## Input records
= Beginning of Section =
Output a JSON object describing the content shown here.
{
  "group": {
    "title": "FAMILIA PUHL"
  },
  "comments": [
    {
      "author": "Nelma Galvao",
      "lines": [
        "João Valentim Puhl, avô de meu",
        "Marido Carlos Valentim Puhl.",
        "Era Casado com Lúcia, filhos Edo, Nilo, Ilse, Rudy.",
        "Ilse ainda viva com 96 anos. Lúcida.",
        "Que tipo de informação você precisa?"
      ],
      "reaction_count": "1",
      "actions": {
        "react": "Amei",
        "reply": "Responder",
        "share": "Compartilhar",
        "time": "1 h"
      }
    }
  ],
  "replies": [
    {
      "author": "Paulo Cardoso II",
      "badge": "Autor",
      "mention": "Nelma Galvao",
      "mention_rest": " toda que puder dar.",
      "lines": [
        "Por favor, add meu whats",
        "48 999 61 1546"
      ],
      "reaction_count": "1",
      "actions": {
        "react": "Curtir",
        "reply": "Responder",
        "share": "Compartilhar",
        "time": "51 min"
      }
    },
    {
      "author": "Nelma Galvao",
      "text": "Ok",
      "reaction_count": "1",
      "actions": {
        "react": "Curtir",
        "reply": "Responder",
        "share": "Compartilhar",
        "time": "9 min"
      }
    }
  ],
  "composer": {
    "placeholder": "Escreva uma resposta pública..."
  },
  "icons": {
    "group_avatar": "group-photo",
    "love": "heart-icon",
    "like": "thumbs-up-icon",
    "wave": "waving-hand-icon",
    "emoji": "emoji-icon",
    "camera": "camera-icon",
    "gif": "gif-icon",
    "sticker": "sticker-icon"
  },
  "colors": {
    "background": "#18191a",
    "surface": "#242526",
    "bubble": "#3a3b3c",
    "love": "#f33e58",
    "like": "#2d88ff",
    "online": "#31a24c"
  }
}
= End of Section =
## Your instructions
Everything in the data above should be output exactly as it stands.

## Problem solution
Output a JSON object describing the content shown here.
{
  "group": {
    "title": "FAMILIA PUHL"
  },
  "comments": [
    {
      "author": "Nelma Galvao",
      "lines": [
        "João Valentim Puhl, avô de meu",
        "Marido Carlos Valentim Puhl.",
        "Era Casado com Lúcia, filhos Edo, Nilo, Ilse, Rudy.",
        "Ilse ainda viva com 96 anos. Lúcida.",
        "Que tipo de informação você precisa?"
      ],
      "reaction_count": "1",
      "actions": {
        "react": "Amei",
        "reply": "Responder",
        "share": "Compartilhar",
        "time": "1 h"
      }
    }
  ],
  "replies": [
    {
      "author": "Paulo Cardoso II",
      "badge": "Autor",
      "mention": "Nelma Galvao",
      "mention_rest": " toda que puder dar.",
      "lines": [
        "Por favor, add meu whats",
        "48 999 61 1546"
      ],
      "reaction_count": "1",
      "actions": {
        "react": "Curtir",
        "reply": "Responder",
        "share": "Compartilhar",
        "time": "51 min"
      }
    },
    {
      "author": "Nelma Galvao",
      "text": "Ok",
      "reaction_count": "1",
      "actions": {
        "react": "Curtir",
        "reply": "Responder",
        "share": "Compartilhar",
        "time": "9 min"
      }
    }
  ],
  "composer": {
    "placeholder": "Escreva uma resposta pública..."
  },
  "icons": {
    "group_avatar": "group-photo",
    "love": "heart-icon",
    "like": "thumbs-up-icon",
    "wave": "waving-hand-icon",
    "emoji": "emoji-icon",
    "camera": "camera-icon",
    "gif": "gif-icon",
    "sticker": "sticker-icon"
  },
  "colors": {
    "background": "#18191a",
    "surface": "#242526",
    "bubble": "#3a3b3c",
    "love": "#f33e58",
    "like": "#2d88ff",
    "online": "#31a24c"
  }
}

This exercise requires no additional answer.